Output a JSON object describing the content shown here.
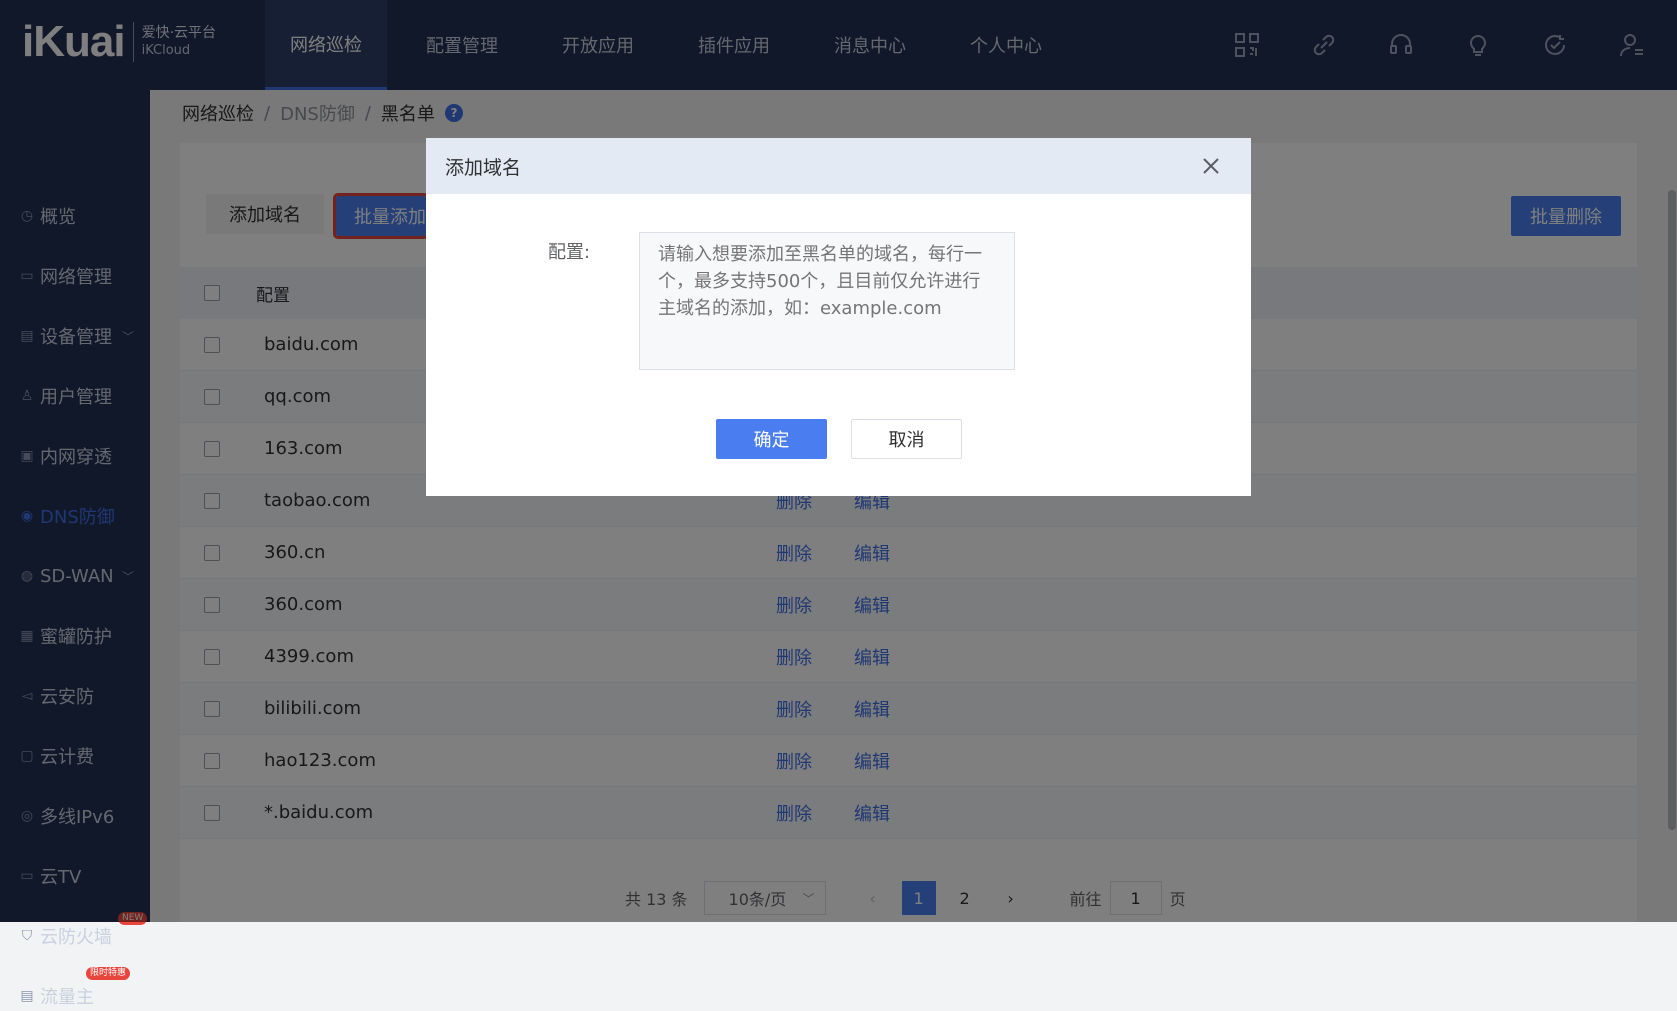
{
  "brand": {
    "logo_text": "iKuai",
    "cn_name": "爱快·云平台",
    "en_name": "iKCloud"
  },
  "top_nav": [
    {
      "label": "网络巡检"
    },
    {
      "label": "配置管理"
    },
    {
      "label": "开放应用"
    },
    {
      "label": "插件应用"
    },
    {
      "label": "消息中心"
    },
    {
      "label": "个人中心"
    }
  ],
  "top_icons": [
    "qrcode-icon",
    "link-icon",
    "headset-icon",
    "lightbulb-icon",
    "refresh-target-icon",
    "user-icon"
  ],
  "sidebar": {
    "items": [
      {
        "label": "概览",
        "icon": "clock-icon"
      },
      {
        "label": "网络管理",
        "icon": "monitor-icon"
      },
      {
        "label": "设备管理",
        "icon": "device-icon",
        "has_children": true
      },
      {
        "label": "用户管理",
        "icon": "user-icon"
      },
      {
        "label": "内网穿透",
        "icon": "tunnel-icon"
      },
      {
        "label": "DNS防御",
        "icon": "dns-icon",
        "active": true
      },
      {
        "label": "SD-WAN",
        "icon": "globe-icon",
        "has_children": true
      },
      {
        "label": "蜜罐防护",
        "icon": "honeypot-icon"
      },
      {
        "label": "云安防",
        "icon": "camera-icon"
      },
      {
        "label": "云计费",
        "icon": "billing-icon"
      },
      {
        "label": "多线IPv6",
        "icon": "ipv6-icon"
      },
      {
        "label": "云TV",
        "icon": "tv-icon"
      },
      {
        "label": "云防火墙",
        "icon": "shield-icon",
        "badge": "NEW"
      },
      {
        "label": "流量主",
        "icon": "traffic-icon",
        "badge": "限时特惠"
      }
    ]
  },
  "breadcrumb": {
    "l1": "网络巡检",
    "l2": "DNS防御",
    "l3": "黑名单",
    "sep": "/",
    "help": "?"
  },
  "toolbar": {
    "add_domain": "添加域名",
    "batch_add": "批量添加",
    "batch_delete": "批量删除"
  },
  "table": {
    "header": "配置",
    "rows": [
      {
        "domain": "baidu.com"
      },
      {
        "domain": "qq.com"
      },
      {
        "domain": "163.com"
      },
      {
        "domain": "taobao.com"
      },
      {
        "domain": "360.cn"
      },
      {
        "domain": "360.com"
      },
      {
        "domain": "4399.com"
      },
      {
        "domain": "bilibili.com"
      },
      {
        "domain": "hao123.com"
      },
      {
        "domain": "*.baidu.com"
      }
    ],
    "action_delete": "删除",
    "action_edit": "编辑"
  },
  "pagination": {
    "total": "共 13 条",
    "page_size": "10条/页",
    "pages": [
      "1",
      "2"
    ],
    "current": "1",
    "goto_prefix": "前往",
    "goto_value": "1",
    "goto_suffix": "页"
  },
  "modal": {
    "title": "添加域名",
    "field_label": "配置:",
    "placeholder": "请输入想要添加至黑名单的域名，每行一个，最多支持500个，且目前仅允许进行主域名的添加，如：example.com",
    "ok": "确定",
    "cancel": "取消"
  },
  "colors": {
    "nav_bg": "#223152",
    "accent": "#4a7ef0",
    "highlight": "#e8453c"
  }
}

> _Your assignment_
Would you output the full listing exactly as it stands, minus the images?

> _Exercise answer_
Output a JSON object describing the content shown here.
{
  "brand": {
    "logo_text": "iKuai",
    "cn_name": "爱快·云平台",
    "en_name": "iKCloud"
  },
  "top_nav": [
    {
      "label": "网络巡检"
    },
    {
      "label": "配置管理"
    },
    {
      "label": "开放应用"
    },
    {
      "label": "插件应用"
    },
    {
      "label": "消息中心"
    },
    {
      "label": "个人中心"
    }
  ],
  "top_icons": [
    "qrcode-icon",
    "link-icon",
    "headset-icon",
    "lightbulb-icon",
    "refresh-target-icon",
    "user-icon"
  ],
  "sidebar": {
    "items": [
      {
        "label": "概览",
        "icon": "clock-icon"
      },
      {
        "label": "网络管理",
        "icon": "monitor-icon"
      },
      {
        "label": "设备管理",
        "icon": "device-icon",
        "has_children": true
      },
      {
        "label": "用户管理",
        "icon": "user-icon"
      },
      {
        "label": "内网穿透",
        "icon": "tunnel-icon"
      },
      {
        "label": "DNS防御",
        "icon": "dns-icon",
        "active": true
      },
      {
        "label": "SD-WAN",
        "icon": "globe-icon",
        "has_children": true
      },
      {
        "label": "蜜罐防护",
        "icon": "honeypot-icon"
      },
      {
        "label": "云安防",
        "icon": "camera-icon"
      },
      {
        "label": "云计费",
        "icon": "billing-icon"
      },
      {
        "label": "多线IPv6",
        "icon": "ipv6-icon"
      },
      {
        "label": "云TV",
        "icon": "tv-icon"
      },
      {
        "label": "云防火墙",
        "icon": "shield-icon",
        "badge": "NEW"
      },
      {
        "label": "流量主",
        "icon": "traffic-icon",
        "badge": "限时特惠"
      }
    ]
  },
  "breadcrumb": {
    "l1": "网络巡检",
    "l2": "DNS防御",
    "l3": "黑名单",
    "sep": "/",
    "help": "?"
  },
  "toolbar": {
    "add_domain": "添加域名",
    "batch_add": "批量添加",
    "batch_delete": "批量删除"
  },
  "table": {
    "header": "配置",
    "rows": [
      {
        "domain": "baidu.com"
      },
      {
        "domain": "qq.com"
      },
      {
        "domain": "163.com"
      },
      {
        "domain": "taobao.com"
      },
      {
        "domain": "360.cn"
      },
      {
        "domain": "360.com"
      },
      {
        "domain": "4399.com"
      },
      {
        "domain": "bilibili.com"
      },
      {
        "domain": "hao123.com"
      },
      {
        "domain": "*.baidu.com"
      }
    ],
    "action_delete": "删除",
    "action_edit": "编辑"
  },
  "pagination": {
    "total": "共 13 条",
    "page_size": "10条/页",
    "pages": [
      "1",
      "2"
    ],
    "current": "1",
    "goto_prefix": "前往",
    "goto_value": "1",
    "goto_suffix": "页"
  },
  "modal": {
    "title": "添加域名",
    "field_label": "配置:",
    "placeholder": "请输入想要添加至黑名单的域名，每行一个，最多支持500个，且目前仅允许进行主域名的添加，如：example.com",
    "ok": "确定",
    "cancel": "取消"
  },
  "colors": {
    "nav_bg": "#223152",
    "accent": "#4a7ef0",
    "highlight": "#e8453c"
  }
}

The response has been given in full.